Dog Owners

Dog Owners and the Worrying of Sheep

There have been a number of high profile cases involving dogs and the implications of straying dogs on sheep in countryside. The Control of Dogs Act 1986, as amended by the Control of Dogs (Amendment) Act 1992, sets out the rules pertaining to liability for dog owners for damage caused by dogs.

Section 9(2) of the Act provides that if a dog worries livestock, the owner or any other person in charge of the dog shall be guilty of an offence. The word “worry” in relation to livestock means to attack or kill or to chase the livestock in such a way as may reasonably be expected to cause death or injury or suffering to the livestock.

The Act specifies instances where it will be lawful to shoot a dog, but this should be done as a matter of last resort. Farmers need to be very careful in that regard.

The Act states that the responsibility is on the farmer to prove that the dog was shot
a. when it was worrying or was about to worry livestock and
b. that there was no other reasonable means of ending or preventing the worrying,
c. that he was the person in charge of the livestock, and
d. he notified within 48 hours the nearest Garda Station to the place where the dog was shot of the incident.

Take legal advice if you are in any doubt!

Garda Vetting

Garda Vetting – All you need to know if you work or volunteer with children or vulnerable adults


This post is relevant for those who are involved in organisations that work with children or any person whose work or activity involves access to children or indeed vulnerable adults.

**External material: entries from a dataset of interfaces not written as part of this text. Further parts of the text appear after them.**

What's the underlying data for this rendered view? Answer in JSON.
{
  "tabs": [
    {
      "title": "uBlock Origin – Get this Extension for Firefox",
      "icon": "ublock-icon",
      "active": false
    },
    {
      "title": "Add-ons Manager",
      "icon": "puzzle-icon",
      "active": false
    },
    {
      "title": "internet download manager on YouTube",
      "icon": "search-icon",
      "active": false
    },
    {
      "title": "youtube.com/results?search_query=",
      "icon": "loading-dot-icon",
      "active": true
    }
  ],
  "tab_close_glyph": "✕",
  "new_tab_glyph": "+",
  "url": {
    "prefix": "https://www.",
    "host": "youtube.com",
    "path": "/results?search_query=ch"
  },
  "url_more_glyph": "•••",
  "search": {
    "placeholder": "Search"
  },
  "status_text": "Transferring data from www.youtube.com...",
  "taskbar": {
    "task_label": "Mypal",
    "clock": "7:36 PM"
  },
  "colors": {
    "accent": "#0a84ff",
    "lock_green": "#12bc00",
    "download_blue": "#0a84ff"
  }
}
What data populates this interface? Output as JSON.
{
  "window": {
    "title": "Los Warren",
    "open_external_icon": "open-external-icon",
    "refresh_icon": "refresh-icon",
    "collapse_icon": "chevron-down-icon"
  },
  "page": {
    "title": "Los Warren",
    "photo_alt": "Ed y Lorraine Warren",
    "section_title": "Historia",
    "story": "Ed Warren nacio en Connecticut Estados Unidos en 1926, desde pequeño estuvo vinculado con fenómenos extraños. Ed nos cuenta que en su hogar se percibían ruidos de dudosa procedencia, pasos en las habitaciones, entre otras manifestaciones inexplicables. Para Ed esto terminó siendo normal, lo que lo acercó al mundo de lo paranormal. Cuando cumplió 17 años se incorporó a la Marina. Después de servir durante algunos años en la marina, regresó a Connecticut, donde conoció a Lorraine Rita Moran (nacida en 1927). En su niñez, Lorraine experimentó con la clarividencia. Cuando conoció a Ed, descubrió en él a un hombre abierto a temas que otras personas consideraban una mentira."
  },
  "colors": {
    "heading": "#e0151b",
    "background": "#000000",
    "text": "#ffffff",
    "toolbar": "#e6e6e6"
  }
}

On the 29th of April 2016 the National Vetting Bureau (Children and Vulnerable Persons) Acts 2012-2016 came into effect.

These Acts make it mandatory for people working with children or vulnerable adults to be vetted by the Garda Siochana National Vetting Bureau.

This bureau deals with requests to provide information on certain prospective employees or other workers and carries out vetting for relevant organisations that are registered with it. Vetting is not done for individuals on a personal basis.

Under the Acts, any person whose work or activity involves access to children or vulnerable adults must be vetted. This includes staff, volunteers and those on student placements working for a relevant organisation through which they have unsupervised access to children and/or vulnerable adults.

A “relevant organisation” is defined in Section 2 of the Acts as one that employs or permits a person to carry our work or activities which mainly consist of them having access to, or contact with, children or vulnerable adults.

The work or activities where people working with children and vulnerable adults will require vetting will include:-

1. Child Care Services.
2. Schools.
3. Hospitals and Health Services.
4. Residential Services or accommodation for children or vulnerable persons.
5. Treatment, Therapy or Counselling Services for children or vulnerable persons.
6. Provision of Leisure, Sporting or Physical Activities to children or vulnerable persons.
7. Promotion of Religious Beliefs.
8. Under the Private Securities Service Act 2004 Garda Vetting has been extended to Private Security Employees (for example, bouncers and night club security staff).


Section 20 of the Acts provides for the re-vetting of employees and other workers after a certain period of time which is to be set out in regulations. Until then, good practice suggests that re-vetting should be carried out every five years.

An organisation that requires Garda Vetting of individuals must register with the National Vetting Bureau. The organisation must appoint a liaison person to apply for and receive vetting disclosures. There is further information on the National Vetting Bureau website.

Under the Acts there are penalties attached for people who employ or enter a contract of service or allow a person to undertake relevant work on behalf of the organisation unless the organisation receives a vetting disclosure from the Bureau in respect of that person. Similarly those who fail to comply in terms of re-vetting also commit an offence as shall those who falsify or alter a vetting disclosure or make a false statement for the purposes of obtaining, or enabling other persons to obtain, a vetting disclosure or allows a vetting disclosure which relates to him or her to be used by another person in such way as to give rise to the reason to belief that records related to another person.